Evolution of Spine Surgery: From Spinal Fusion to Artificial Disc Replacement

Rancho Santa Margarita Spine Surgeon

The landscape of spine surgery has undergone a remarkable transformation over the years, marking a significant leap from traditional spinal fusion techniques to the modern, more advanced approach of artificial disc replacement (ADR).

This evolution reflects the medical community’s and (spine surgeons in Rancho Santa Margarita, CA) ongoing quest to improve patient outcomes, minimize recovery times, and preserve the natural biomechanics of the spine. As we delve into the history and advancements in spine surgery, the shift towards ADR emerges as a pivotal development, offering a promising horizon for individuals suffering from debilitating spinal conditions.

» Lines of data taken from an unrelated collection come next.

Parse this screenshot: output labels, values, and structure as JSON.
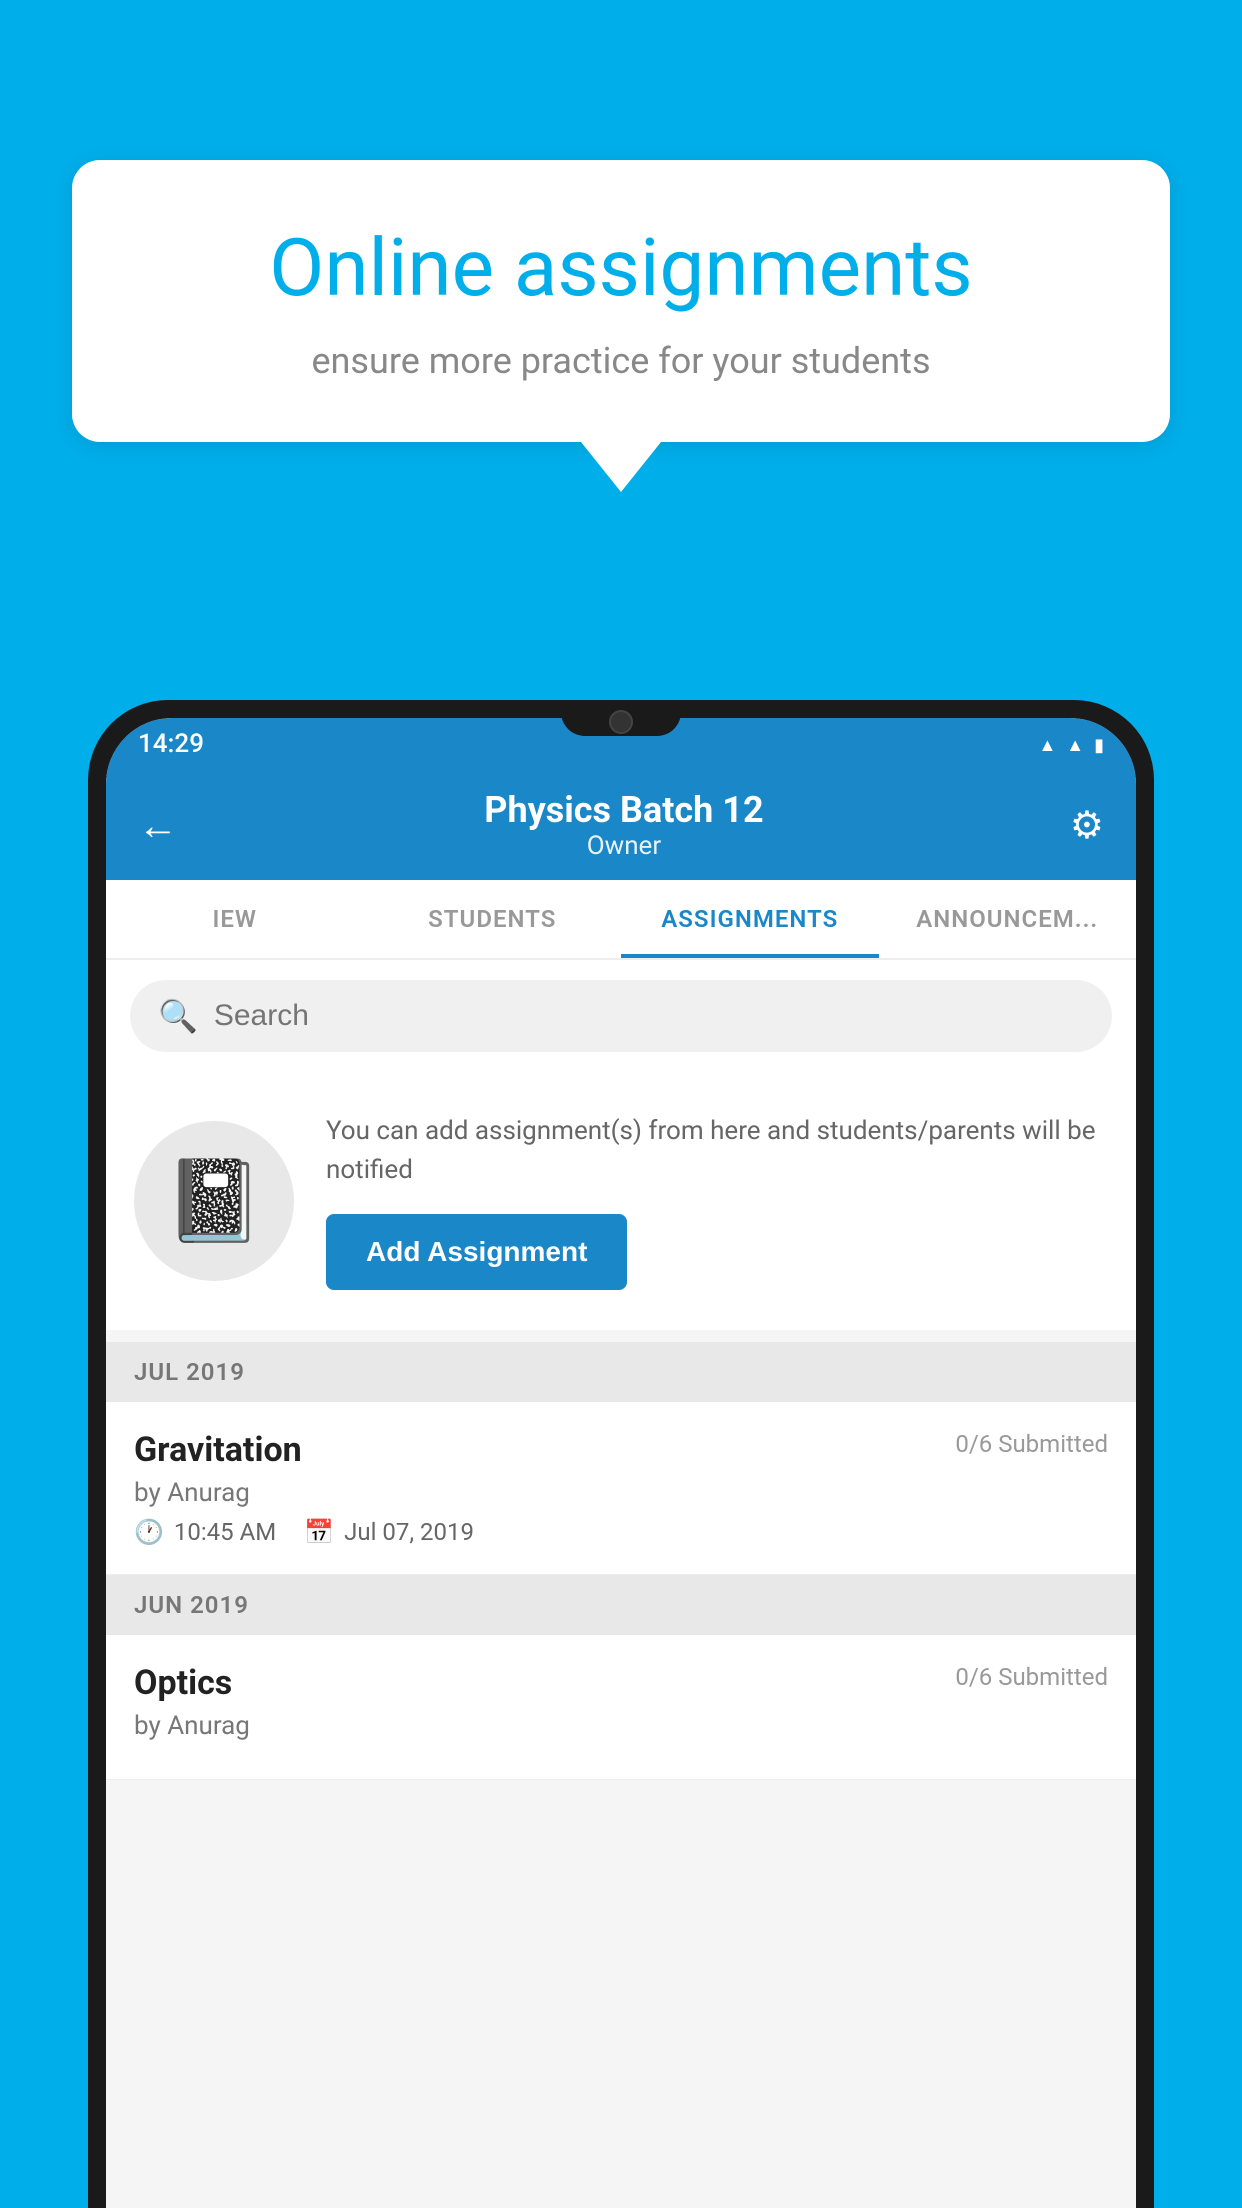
{
  "background_color": "#00AEEA",
  "speech_bubble": {
    "title": "Online assignments",
    "subtitle": "ensure more practice for your students"
  },
  "status_bar": {
    "time": "14:29",
    "icons": [
      "wifi",
      "signal",
      "battery"
    ]
  },
  "header": {
    "title": "Physics Batch 12",
    "subtitle": "Owner",
    "back_label": "←",
    "settings_label": "⚙"
  },
  "tabs": [
    {
      "label": "IEW",
      "active": false
    },
    {
      "label": "STUDENTS",
      "active": false
    },
    {
      "label": "ASSIGNMENTS",
      "active": true
    },
    {
      "label": "ANNOUNCEM...",
      "active": false
    }
  ],
  "search": {
    "placeholder": "Search"
  },
  "add_assignment_section": {
    "description": "You can add assignment(s) from here and students/parents will be notified",
    "button_label": "Add Assignment"
  },
  "sections": [
    {
      "month_label": "JUL 2019",
      "assignments": [
        {
          "name": "Gravitation",
          "submitted": "0/6 Submitted",
          "by": "by Anurag",
          "time": "10:45 AM",
          "date": "Jul 07, 2019"
        }
      ]
    },
    {
      "month_label": "JUN 2019",
      "assignments": [
        {
          "name": "Optics",
          "submitted": "0/6 Submitted",
          "by": "by Anurag",
          "time": "",
          "date": ""
        }
      ]
    }
  ]
}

Historical Overview of Spine Surgery

Spine surgery’s roots can be traced back to ancient times, with early procedures primarily focused on relieving pain caused by spinal deformities. However, it wasn’t until the 20th century that significant advancements were made, particularly with the advent of spinal fusion surgery. This procedure involves the fusion of two or more vertebrae to eliminate motion between them, thereby reducing pain caused by movement. For decades, spinal fusion stood as the cornerstone of surgical intervention for a broad range of spinal disorders, including degenerative disc disease, scoliosis, and spinal stenosis.

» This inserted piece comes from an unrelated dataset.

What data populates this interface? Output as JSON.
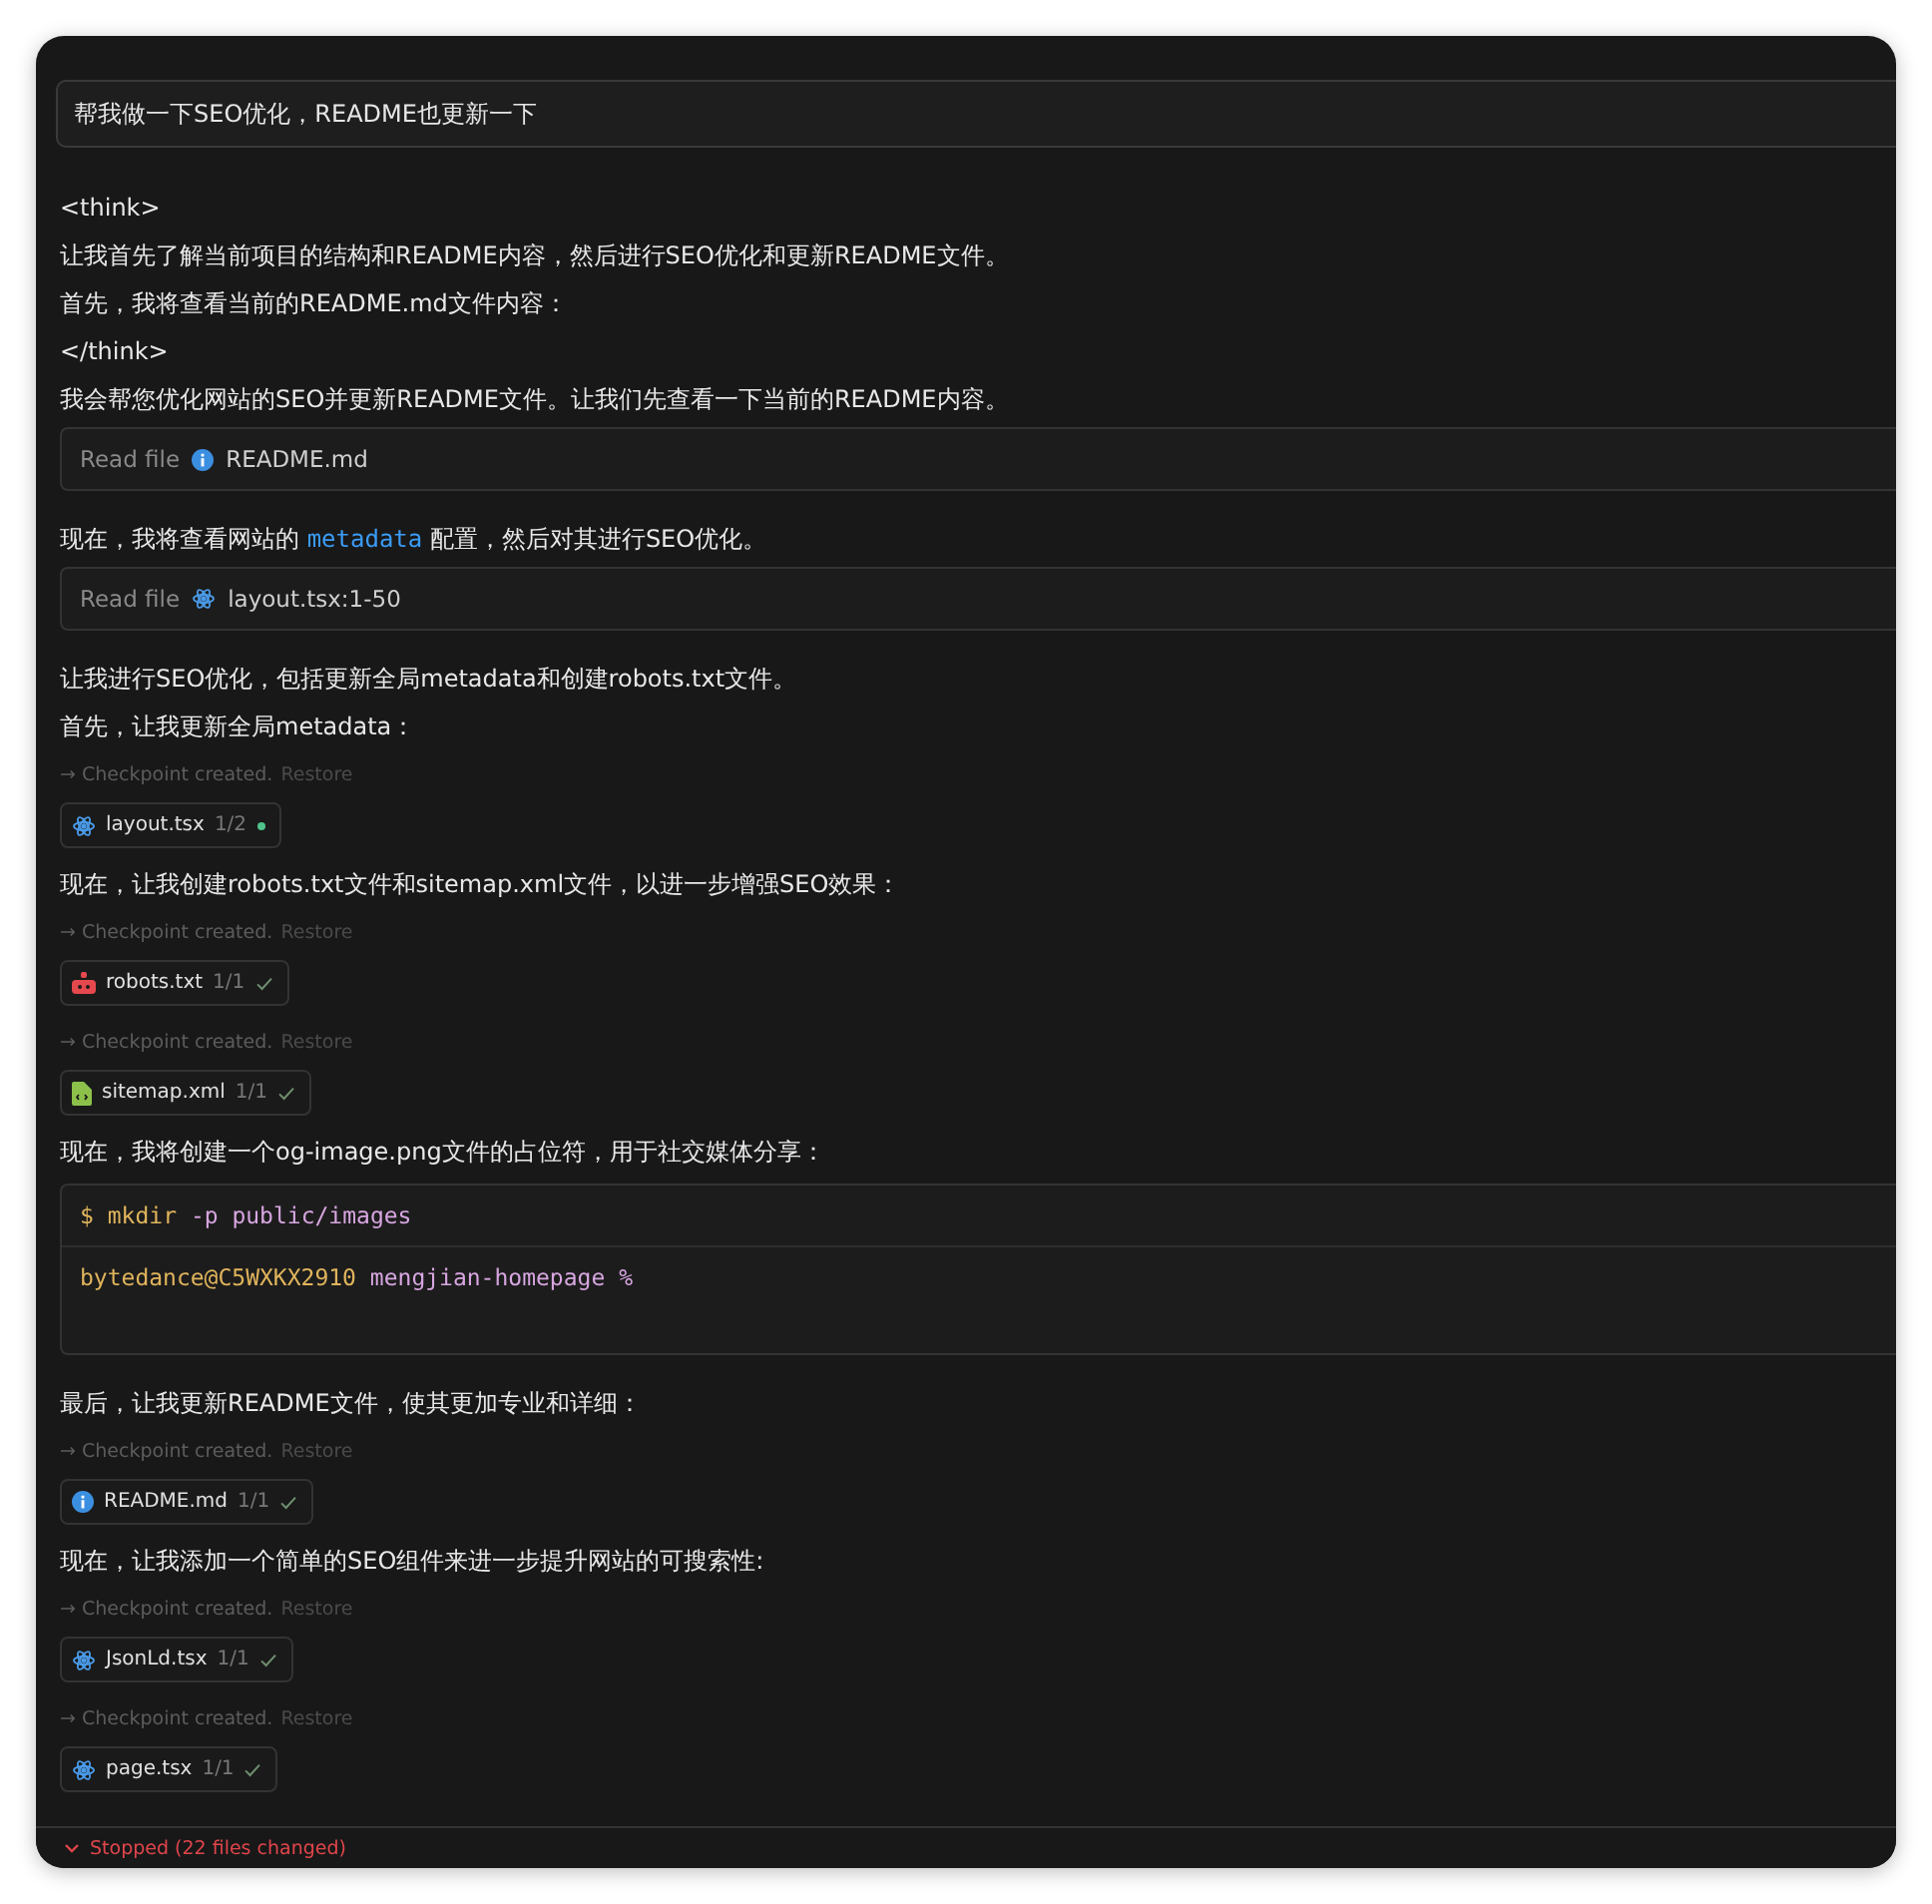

Despite its widespread use, spinal fusion surgery has been accompanied by certain limitations. One of the most significant is the potential for adjacent segment disease (ASD), a condition where the vertebrae adjacent to the fusion site undergo accelerated degeneration due to the increased mechanical stress placed upon them. This can lead to a cascade of problems requiring further surgical intervention, prompting researchers and surgeons to seek alternative solutions.

The Rise of Artificial Disc Replacement

Enter artificial disc replacement, a technique that has revolutionized the field of spine surgery. Introduced in Europe in the 1980s and later gaining FDA approval in the United States, ADR represents a paradigm shift in treating spinal disorders. Unlike spinal fusion, ADR aims to preserve the natural biomechanics of the spine by replacing the diseased disc with an artificial one. This not only alleviates pain but also maintains the spine’s flexibility and motion, significantly reducing the risk of ASD.

ADR’s benefits extend beyond preserving motion; the procedure has been associated with shorter hospital stays, quicker return to normal activities, and, importantly, improved long-term outcomes. By mimicking the natural disc’s function, artificial discs help distribute stress evenly across the spine, lessening the likelihood of adjacent segments deteriorating prematurely.

Technological and Material Advancements

The success of ADR is partly due to the remarkable advancements in biomaterials and implant design. Early artificial discs were simplistic in design and limited in their ability to replicate the complex motion of a natural disc. Today’s implants, however, are feats of engineering, designed to mimic the natural disc’s movement in all planes, including flexion, extension, lateral bending, and rotation. Materials such as medical-grade polyethylene, titanium, and cobalt-chromium alloys are commonly used, offering durability, biocompatibility, and the capacity to integrate with bone.

Patient Selection and Future Directions

Not everyone is a candidate for ADR, and the procedure’s success heavily depends on careful patient selection. Ideal candidates are typically those with single-level degenerative disc disease without significant facet joint arthritis or spinal instability. As research continues and long-term data accumulate, the indications for ADR may expand, potentially offering hope to a broader patient population.

The future of spine surgery is likely to see even more sophisticated artificial discs, including those that can adapt and respond to the changing biomechanics of the spine over time. Additionally, advancements in surgical techniques, such as minimally invasive and robotic-assisted surgery, promise to further improve outcomes and reduce recovery times for patients undergoing ADR.

Final Thoughts

The evolution of spine surgery from spinal fusion to artificial disc replacement marks a significant milestone in the treatment of spinal disorders. By preserving the spine’s natural movement and reducing stress on adjacent segments, ADR offers a promising alternative for patients seeking relief from chronic back pain.

As technology advances and our understanding of spinal biomechanics deepens, the future of spine surgery looks bright, with the potential to provide even better outcomes for patients worldwide. This journey from fusion to replacement underscores the medical community’s relentless pursuit of innovation, continually pushing the boundaries of what is possible in the quest for better health and mobility. At Hamid R. Mir M.D. we share this same goal and as a leading spinal surgeon in Rancho Santa Margarita, CA we proudly serve the greater Orange County area.